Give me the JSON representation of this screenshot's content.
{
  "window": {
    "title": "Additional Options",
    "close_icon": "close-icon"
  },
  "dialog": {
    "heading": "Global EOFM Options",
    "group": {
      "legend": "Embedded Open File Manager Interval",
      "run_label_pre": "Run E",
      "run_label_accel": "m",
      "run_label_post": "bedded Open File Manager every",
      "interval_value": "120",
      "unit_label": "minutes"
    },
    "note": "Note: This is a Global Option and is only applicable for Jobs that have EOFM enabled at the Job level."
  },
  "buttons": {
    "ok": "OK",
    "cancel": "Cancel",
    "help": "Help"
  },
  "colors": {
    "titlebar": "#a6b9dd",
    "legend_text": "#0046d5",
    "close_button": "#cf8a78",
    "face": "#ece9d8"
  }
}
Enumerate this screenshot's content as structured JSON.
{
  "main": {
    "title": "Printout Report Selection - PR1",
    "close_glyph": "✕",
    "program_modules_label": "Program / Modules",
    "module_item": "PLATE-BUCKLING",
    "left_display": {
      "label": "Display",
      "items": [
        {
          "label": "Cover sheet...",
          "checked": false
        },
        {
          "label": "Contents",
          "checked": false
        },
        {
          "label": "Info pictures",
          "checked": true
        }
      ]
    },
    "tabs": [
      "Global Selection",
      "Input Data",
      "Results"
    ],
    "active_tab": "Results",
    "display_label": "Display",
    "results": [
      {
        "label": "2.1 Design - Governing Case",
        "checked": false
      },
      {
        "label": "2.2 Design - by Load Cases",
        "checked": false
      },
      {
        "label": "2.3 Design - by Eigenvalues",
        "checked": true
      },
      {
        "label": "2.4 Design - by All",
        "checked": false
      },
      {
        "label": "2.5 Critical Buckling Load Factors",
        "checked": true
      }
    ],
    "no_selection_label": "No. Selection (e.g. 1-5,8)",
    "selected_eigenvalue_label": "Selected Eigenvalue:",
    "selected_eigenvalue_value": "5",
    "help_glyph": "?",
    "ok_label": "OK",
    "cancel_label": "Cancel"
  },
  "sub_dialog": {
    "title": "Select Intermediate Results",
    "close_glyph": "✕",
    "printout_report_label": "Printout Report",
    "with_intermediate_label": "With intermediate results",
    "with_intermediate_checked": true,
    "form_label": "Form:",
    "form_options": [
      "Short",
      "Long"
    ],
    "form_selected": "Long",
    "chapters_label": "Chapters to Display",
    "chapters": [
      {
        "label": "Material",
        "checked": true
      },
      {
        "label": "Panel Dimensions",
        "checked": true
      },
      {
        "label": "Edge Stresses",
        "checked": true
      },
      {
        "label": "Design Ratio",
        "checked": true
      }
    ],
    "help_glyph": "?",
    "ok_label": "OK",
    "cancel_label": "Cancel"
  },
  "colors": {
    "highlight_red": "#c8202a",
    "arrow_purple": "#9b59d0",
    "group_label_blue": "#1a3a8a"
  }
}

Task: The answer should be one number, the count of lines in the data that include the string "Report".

Response area: 2